Additionally, one could put all of the various formulations discussed above (the DHA, or the amino acid preparation, the protein preparation) in a polymer base. this allows deposition of more product within the outer skin layers and loads it there. For example, one could make the amino acid preparation in a polymer base which dries on the skin surface.

One might use a topical preparation after the application of the DHA. such a product might contain a moisturizer, and/or a sunscreen, and/or more DHA (to constantly even out the tone to those areas which are lighter), and/or amino acids to help DHA binding. Indeed, one might use several products after the initial DHA application: for example, one with high DHA to areas that need more pigment, and one with minimal to no DHA (or even a keratolytic agent to remove some of the over-pigmented skin) to areas that are darker than the surrounding skin.

In terms of sunless tanning, one could use the benzoyl peroxide and tertiary amine as an application of exfoliative purposes and for cleaning the skin of toxins and infectious agents prior to the application of the substances (or sprays) with dihydroxyacetone. For example, one might use the benzoyl peroxide in some emulsion form, followed by a tertiary amine (like erythromycin), in the form of a spong or loofah scrub. As suggested by sunless tanning, one should exfoliate prior to sunless tanning, and we would be providing the best method for exfoliating and cleansing the skin of possible pathogens and other agents (fungus) which may pose a problem for obtaining maximum results with sunless tanning. Such a method could still be used in consort with other exfoliators, if desired. This treatment with benzoyl peroxide and tertiary amines would also assist against tinea versicolor, which often makes for a mottled skin appearance.

One could also use one of various keratolytic agents (many of which can be OTC or Rx) as the exfoliator prior to DHA application. These products could contain DHA and/or amino acids or one could have a step process to maximize one's results with DHA. This would be similar then to Proactiv Solution, in which one applies three products, one after another. These DHA and amino acid products could also be used in consort with any of the anti-aging, anti-wrinkling products from retinoids to hyaluronic acid. They could also be used with skin fillers.

The addition of heat and/or light may help with the reaction of DHA attachment to the proteins in the skin.

These ideas could also apply to coloring of the hair and/or nails.

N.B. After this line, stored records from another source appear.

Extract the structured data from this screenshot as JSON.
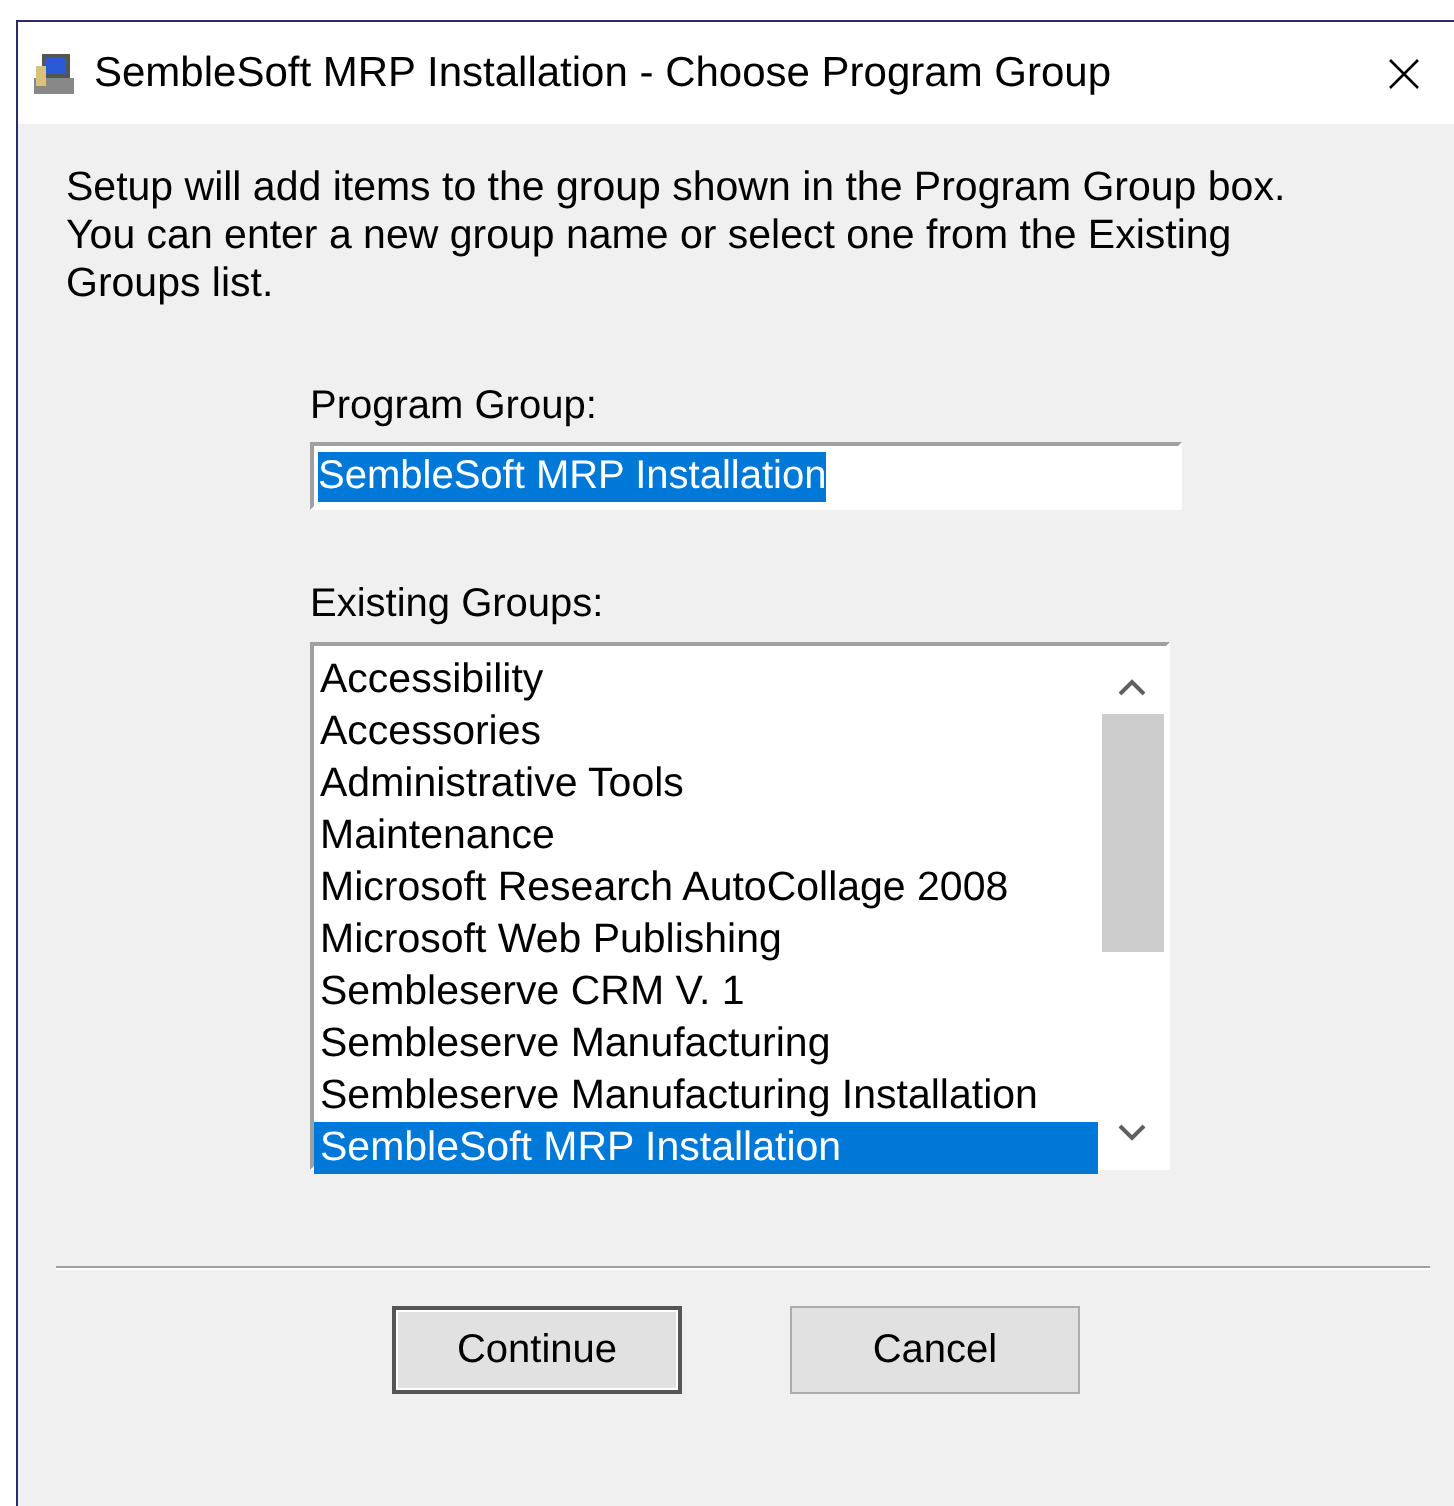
{
  "window": {
    "title": "SembleSoft MRP Installation - Choose Program Group"
  },
  "intro": "Setup will add items to the group shown in the Program Group box. You can enter a new group name or select one from the Existing Groups list.",
  "program_group": {
    "label": "Program Group:",
    "value": "SembleSoft MRP Installation",
    "text_selected": true
  },
  "existing_groups": {
    "label": "Existing Groups:",
    "items": [
      {
        "label": "Accessibility",
        "selected": false
      },
      {
        "label": "Accessories",
        "selected": false
      },
      {
        "label": "Administrative Tools",
        "selected": false
      },
      {
        "label": "Maintenance",
        "selected": false
      },
      {
        "label": "Microsoft Research AutoCollage 2008",
        "selected": false
      },
      {
        "label": "Microsoft Web Publishing",
        "selected": false
      },
      {
        "label": "Sembleserve CRM V. 1",
        "selected": false
      },
      {
        "label": "Sembleserve Manufacturing",
        "selected": false
      },
      {
        "label": "Sembleserve Manufacturing Installation",
        "selected": false
      },
      {
        "label": "SembleSoft MRP Installation",
        "selected": true
      }
    ]
  },
  "buttons": [
    {
      "label": "Continue",
      "default": true
    },
    {
      "label": "Cancel",
      "default": false
    }
  ]
}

Benzoyl peroxide and a tertiary amine can also be used in combination with a keratolytic agent to assist in the removal of seborrheic keratoses and other skin abnormalities such as hyperkeratotic states (such as warts, psoriasis callouses, skin tumors, corns, molluscum, acne, tumors, lichen simplex chronicus and the like. the product would assist in the exfoliation of these skin abnormalities. Such a product may also assist in the treatment of eschars, scabs, wound healing, wound care, pre-skin cancers, skin cancers, xerosis, skin cracks and fissures, dermatitis, eczema, and benign keratoses. The tertiary amine/benzoyl peroxide would reduce the number of possible pathogens as well as assist in the debriding. Any suitable ketatolytic agent can be used, such as alpha-hydroxy acids, propylene glycol, retinoids (including retinoic acid, adapalene, tazarotene, and the like), sodium lauryl sulfate, proteinases, salicylic acid, vitamin D analogs (such as Dovonex), ichthyol, coal tar, and any other product that is keratolytic or proteolytic.

In some embodiments of the invention, the described treatment method includes the use of a peroxide, such as benzoyl peroxide, with any type of tertiary amine, and in some embodiments it includes all tertiary amines except erythromycin and clindamycin.

In accordance with the provisions of the patent statutes, the principle and mode of operation of this invention have been explained and illustrated in its preferred embodiment. However, it must be understood that this invention may be practiced otherwise than as specifically explained and illustrated without departing from its spirit or scope.